The Acknowledgement of Wrong

She never said she was sorry, but she tried to make up for it. Her husband had not taught her the virtue both for relief and purification that lies in the acknowledgement of wrong. To take up blame that is our own, is to wither the very root of it.

— George MacDonald, Paul Faber, Surgeon


The Outstretched Arms of Love

Why I Love George MacDonald:

"To Polwarth, a human self was a shrine to be approached with reverence, even when he bore deliverance in his hand. Anywhere, everywhere, in the seventh heaven or the seventh hell, he could worship God with the outstretched arms of love, the bended knees of joyous adoration, but in helping his fellow, he not only worshiped but served God—ministered, that is, to the wants of God—doing it unto Him in the least of His.

"He knew that, as the Father unresting works for the weal of men, so every son, following the Master-Son, must work also. Through weakness and suffering he had learned it. But he never doubted that his work as much as his bread would be given him, never rushed out wildly snatching at something to do for God, never helped a lazy man to break stones, never preached to foxes. It was what the Father gave him to do that he cared to do, and that only. It was the man next him that he helped—the neighbor in need of the help he had.

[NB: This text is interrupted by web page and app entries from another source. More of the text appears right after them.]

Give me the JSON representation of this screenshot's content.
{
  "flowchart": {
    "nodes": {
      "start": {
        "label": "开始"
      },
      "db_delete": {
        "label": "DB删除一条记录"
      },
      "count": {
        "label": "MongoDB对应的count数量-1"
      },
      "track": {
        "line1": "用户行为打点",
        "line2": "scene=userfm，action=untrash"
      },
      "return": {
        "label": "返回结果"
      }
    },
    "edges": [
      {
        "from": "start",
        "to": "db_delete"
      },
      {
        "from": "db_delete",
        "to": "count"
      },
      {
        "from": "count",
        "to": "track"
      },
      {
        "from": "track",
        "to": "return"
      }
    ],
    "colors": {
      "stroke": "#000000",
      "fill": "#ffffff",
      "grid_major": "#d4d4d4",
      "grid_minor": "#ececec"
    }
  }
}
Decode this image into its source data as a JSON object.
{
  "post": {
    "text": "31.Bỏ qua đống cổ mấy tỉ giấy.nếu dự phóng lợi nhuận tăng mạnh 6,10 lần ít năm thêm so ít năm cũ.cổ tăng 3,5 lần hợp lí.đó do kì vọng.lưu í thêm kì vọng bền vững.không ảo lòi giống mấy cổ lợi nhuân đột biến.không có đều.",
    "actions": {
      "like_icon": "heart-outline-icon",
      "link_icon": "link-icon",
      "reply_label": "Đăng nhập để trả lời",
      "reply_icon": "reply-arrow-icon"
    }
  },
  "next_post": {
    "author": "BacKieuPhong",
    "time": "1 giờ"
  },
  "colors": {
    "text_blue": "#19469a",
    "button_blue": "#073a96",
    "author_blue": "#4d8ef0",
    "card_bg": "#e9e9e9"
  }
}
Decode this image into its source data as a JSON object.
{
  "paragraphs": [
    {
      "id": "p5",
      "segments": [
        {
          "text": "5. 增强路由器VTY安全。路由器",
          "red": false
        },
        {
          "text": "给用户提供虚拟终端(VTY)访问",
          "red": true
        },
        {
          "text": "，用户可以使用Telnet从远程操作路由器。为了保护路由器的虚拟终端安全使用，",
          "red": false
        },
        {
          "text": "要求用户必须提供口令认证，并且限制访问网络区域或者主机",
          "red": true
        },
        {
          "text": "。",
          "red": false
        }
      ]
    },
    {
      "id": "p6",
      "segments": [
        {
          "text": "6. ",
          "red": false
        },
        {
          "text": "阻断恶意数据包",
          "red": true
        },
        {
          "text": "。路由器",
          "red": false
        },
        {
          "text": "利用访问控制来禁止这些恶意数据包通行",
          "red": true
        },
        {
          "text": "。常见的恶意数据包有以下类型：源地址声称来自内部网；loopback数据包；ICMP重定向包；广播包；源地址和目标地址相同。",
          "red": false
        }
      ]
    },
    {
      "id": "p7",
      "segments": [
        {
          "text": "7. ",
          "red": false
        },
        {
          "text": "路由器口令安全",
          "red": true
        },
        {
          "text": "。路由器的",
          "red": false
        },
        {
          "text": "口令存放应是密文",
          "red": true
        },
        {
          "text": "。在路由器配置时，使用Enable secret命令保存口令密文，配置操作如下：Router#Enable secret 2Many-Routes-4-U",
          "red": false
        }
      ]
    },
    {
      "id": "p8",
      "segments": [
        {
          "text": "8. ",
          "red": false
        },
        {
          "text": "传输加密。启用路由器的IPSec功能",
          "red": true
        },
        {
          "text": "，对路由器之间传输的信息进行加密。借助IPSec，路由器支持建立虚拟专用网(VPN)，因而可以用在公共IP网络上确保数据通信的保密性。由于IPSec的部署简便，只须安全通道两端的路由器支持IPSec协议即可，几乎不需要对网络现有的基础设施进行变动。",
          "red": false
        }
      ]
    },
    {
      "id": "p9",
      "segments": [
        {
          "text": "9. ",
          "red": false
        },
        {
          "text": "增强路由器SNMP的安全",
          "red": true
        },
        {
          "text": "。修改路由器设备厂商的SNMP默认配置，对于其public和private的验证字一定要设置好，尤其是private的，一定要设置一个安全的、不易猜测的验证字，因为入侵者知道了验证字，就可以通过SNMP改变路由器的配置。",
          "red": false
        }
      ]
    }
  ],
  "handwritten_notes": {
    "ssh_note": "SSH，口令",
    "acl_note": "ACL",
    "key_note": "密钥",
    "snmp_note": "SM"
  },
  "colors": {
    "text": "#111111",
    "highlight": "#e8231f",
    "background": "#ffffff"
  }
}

"He did not trouble himself greatly about the happiness of men, but when the time and the opportunity arrived in which to aid the struggling birth of the eternal bliss, the whole strength of his being responded to the call. And now, having felt a thread vibrate, like a sacred spider he sat in the center of his web of love, and waited and watched. In proportion as the love is pure, and only in proportion to that, can such be a pure and real calling. The least speck of self will defile it—a little more may ruin its most hopeful effort."

– George MacDonald

Paul Faber, Surgeon